But companies aren’t off the hook either. Brouillette recommends leaders avoid trying to appear “superhuman” and instead make workers feel they can reach out with any issue. Even something as simple as calling executives by their first name rather than a formal title can create positive change, Brouillette said.

“You have more balanced executive teams and the power is more shared in our economy now than 20 years ago, but still, the CEO sets the tone in the business, so it will all reflect on how women grow in that business.”

Source: Door to the C-Suite still locked for many diverse candidates amid slow pace of change

Survey shows support for migrant workers getting more benefits and protections, as senators introduce motion for change

Good initiative by Senators Black and Omidvar in commissioning this poll:

Eight in 10 Canadians say temporary foreign workers should be entitled to the same benefits and protection as any other workers in this country, according to a Nanos Research poll.

The survey, commissioned by senators Ratna Omidvar and Rob Black, was released Thursday in the wake of a Star story that highlighted the plight of hundreds of Trinidadian seasonal migrant farm workers, who are stuck in Canada due to COVID-19 travel restrictions and unable to access employment insurance benefits.

The pandemic has shed light on the vulnerability of temporary foreign workers, who pay the same EI premiums as Canadian workers but who have difficulty accessing the benefits due to their precarious immigration status.

Trinidad and Tobago has closed its airports to international flights since March and the estimated 400 stranded workers are on the verge of losing their legal status in Canada as their work permits expire on Dec. 15. Many have been denied EI, with officials saying their “closed” work permit prevents the workers from looking for other employers, resulting in them being declared not “ready or available” for work.

The senators say that in addition to benefits, migrant workers should have “pathways” to obtaining permanent resident status in Canada, something that is currently very limited for these workers.

“The pandemic has highlighted the fact that temporary migrant workers and seasonal agricultural workers are essential to Canada,” said Black. “We are calling on the Government of Canada for pathways to permanency for essential workers, should they so desire.”

The poll of 1,040 Canadians was conducted in late October and independent from the Star story.

It found that 93 per cent of respondents said migrant workers are essential contributors to Canada’s agricultural sector and 81 per cent said they deserved a pathway to permanent residence.

Canada’s agricultural sector depends on the temporary migrant work force, which makes up 17 per cent of the total employment in the sector.

“We need more concrete and equitable improvements to our migrant workers program.

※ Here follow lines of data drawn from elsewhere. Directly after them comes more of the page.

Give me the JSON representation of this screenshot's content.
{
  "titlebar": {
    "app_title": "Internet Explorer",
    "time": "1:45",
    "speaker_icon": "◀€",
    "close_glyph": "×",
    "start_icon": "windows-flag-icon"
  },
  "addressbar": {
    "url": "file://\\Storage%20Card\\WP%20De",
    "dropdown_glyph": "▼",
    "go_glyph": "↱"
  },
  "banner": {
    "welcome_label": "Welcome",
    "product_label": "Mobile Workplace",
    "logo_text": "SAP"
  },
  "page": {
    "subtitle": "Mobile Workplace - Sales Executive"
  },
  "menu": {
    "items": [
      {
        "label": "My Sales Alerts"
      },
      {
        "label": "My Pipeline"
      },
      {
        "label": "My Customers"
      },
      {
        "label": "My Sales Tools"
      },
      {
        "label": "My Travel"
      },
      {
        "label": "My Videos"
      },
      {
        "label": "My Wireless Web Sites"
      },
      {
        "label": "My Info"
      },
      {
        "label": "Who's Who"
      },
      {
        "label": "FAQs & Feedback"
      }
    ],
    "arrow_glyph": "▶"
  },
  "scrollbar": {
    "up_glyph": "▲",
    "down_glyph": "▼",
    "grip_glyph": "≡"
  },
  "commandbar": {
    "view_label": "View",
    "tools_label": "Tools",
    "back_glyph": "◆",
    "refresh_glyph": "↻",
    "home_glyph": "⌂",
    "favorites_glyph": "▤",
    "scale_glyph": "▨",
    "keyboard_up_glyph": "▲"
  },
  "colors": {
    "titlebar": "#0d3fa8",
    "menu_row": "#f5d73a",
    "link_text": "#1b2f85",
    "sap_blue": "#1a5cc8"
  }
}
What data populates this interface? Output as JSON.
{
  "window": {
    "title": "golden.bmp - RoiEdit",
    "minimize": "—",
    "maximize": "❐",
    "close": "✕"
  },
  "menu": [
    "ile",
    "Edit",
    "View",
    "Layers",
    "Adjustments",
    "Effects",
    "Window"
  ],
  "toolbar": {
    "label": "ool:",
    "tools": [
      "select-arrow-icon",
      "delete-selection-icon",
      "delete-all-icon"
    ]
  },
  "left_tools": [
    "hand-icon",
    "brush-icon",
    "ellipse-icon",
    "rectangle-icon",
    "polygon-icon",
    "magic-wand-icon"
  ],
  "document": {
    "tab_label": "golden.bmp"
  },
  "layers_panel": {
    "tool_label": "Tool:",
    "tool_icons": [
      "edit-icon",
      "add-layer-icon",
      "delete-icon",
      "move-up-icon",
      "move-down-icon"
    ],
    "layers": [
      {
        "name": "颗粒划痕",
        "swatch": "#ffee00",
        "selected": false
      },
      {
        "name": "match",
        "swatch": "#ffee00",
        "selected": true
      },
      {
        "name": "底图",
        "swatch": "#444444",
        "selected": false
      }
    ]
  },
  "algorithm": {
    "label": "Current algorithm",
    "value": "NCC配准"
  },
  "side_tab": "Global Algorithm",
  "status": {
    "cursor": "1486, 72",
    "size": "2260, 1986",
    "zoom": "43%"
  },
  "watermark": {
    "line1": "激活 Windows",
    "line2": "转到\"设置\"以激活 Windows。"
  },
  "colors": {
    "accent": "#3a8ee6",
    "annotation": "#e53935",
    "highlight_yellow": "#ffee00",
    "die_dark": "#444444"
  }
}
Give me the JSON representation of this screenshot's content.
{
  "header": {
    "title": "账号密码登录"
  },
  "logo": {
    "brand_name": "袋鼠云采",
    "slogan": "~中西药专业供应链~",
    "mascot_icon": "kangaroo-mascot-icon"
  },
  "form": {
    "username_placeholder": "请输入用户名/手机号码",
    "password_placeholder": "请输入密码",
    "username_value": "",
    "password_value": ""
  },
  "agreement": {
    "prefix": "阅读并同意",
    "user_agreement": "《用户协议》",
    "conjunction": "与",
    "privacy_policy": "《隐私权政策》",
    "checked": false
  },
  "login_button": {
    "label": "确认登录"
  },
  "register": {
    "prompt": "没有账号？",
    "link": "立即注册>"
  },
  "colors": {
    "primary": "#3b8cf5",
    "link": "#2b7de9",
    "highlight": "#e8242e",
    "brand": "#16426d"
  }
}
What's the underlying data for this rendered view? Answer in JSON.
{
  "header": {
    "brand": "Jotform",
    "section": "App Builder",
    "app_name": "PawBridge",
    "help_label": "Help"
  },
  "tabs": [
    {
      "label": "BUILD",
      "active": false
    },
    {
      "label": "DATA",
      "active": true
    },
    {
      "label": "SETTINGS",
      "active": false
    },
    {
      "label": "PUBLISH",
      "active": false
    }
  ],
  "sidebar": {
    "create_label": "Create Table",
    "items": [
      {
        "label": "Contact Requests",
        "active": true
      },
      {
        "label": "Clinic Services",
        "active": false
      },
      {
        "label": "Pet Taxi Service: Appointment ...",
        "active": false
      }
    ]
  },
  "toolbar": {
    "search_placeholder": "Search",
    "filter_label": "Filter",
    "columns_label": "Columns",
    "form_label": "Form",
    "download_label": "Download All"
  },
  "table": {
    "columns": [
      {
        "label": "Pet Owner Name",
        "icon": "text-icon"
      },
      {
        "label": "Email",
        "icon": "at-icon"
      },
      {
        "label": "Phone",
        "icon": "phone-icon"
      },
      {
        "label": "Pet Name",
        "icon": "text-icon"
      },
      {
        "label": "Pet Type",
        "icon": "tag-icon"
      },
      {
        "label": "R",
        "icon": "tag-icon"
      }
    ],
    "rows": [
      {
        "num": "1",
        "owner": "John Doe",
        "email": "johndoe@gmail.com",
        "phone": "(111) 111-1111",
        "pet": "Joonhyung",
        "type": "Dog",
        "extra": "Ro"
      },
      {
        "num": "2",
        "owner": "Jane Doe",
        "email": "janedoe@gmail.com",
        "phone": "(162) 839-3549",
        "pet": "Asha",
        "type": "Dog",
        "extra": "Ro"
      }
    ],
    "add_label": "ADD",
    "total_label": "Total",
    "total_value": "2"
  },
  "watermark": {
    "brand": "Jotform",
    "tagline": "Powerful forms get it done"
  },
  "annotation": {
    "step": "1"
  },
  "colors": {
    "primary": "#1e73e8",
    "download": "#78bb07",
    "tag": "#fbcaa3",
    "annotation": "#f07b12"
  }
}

Since the workers are essential to our well being and safety, then the safest … and the most human way forward is to provide them with more permanent residency options,” Omidvar said.

Both Black and Omidvar plan to introduce a motion in the Senate on Thursday calling on the Liberal government to create permanent residence pathways for migrant workers.

Source: Survey shows support for migrant workers getting more benefits and protections, as senators introduce motion for change